John Sides, who created the above chart, is intrigued:

What makes this hypothesis plausible is that imbalances in advertising spending are often necessary for advertising to influence the polls. If the candidates are at parity, then the two sides’ spending may simply cancel each other out. And, as some new research suggests, these imbalances may be more prevalent in presidential campaigns than previously thought. Certainly a lack of complete parity has been the norm in each of the past several months.

But Obama supporters should not get too excited. The effects of ads also decay quickly. Any advantage over these past several months, or even these past two weeks, should be less important than an advantage in late October.

H/t to The Daily Dish.
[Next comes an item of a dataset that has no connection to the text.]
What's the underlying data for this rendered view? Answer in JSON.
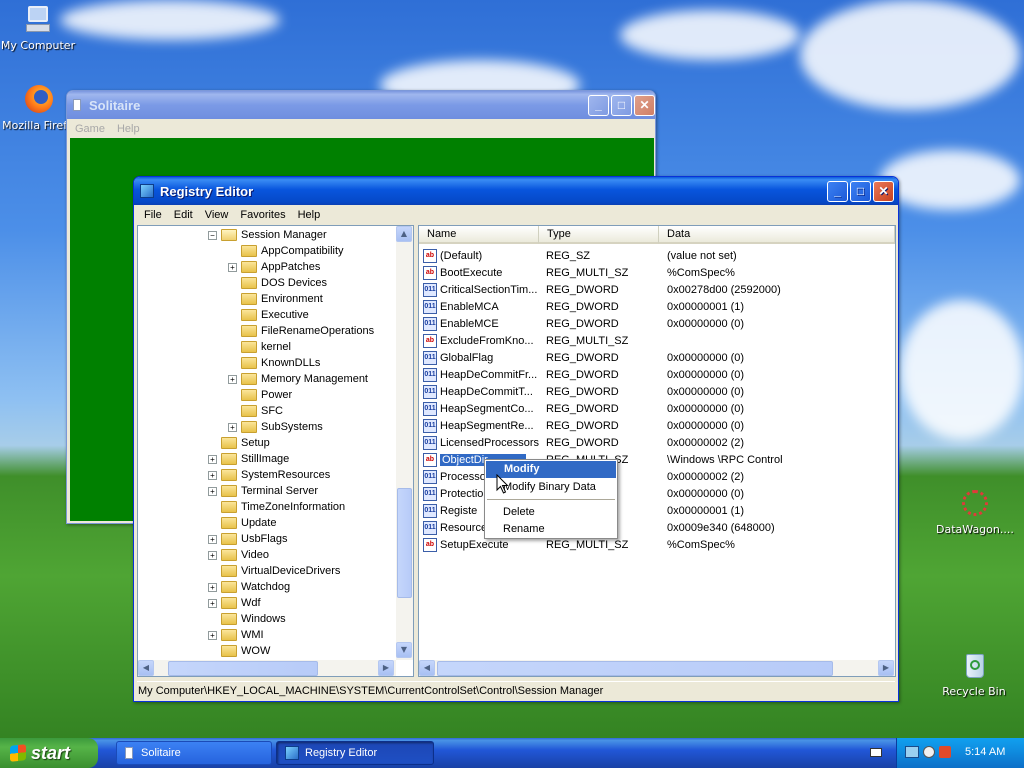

Peter Schorsch is the President of Extensive Enterprises and is the publisher of some of Florida’s most influential new media websites, including,,, and Sunburn, the morning read of what’s hot in Florida politics. SaintPetersBlog has for three years running been ranked by the Washington Post as the best state-based blog in Florida. In addition to his publishing efforts, Peter is a political consultant to several of the state’s largest governmental affairs and public relations firms. Peter lives in St. Petersburg with his wife, Michelle, and their daughter, Ella.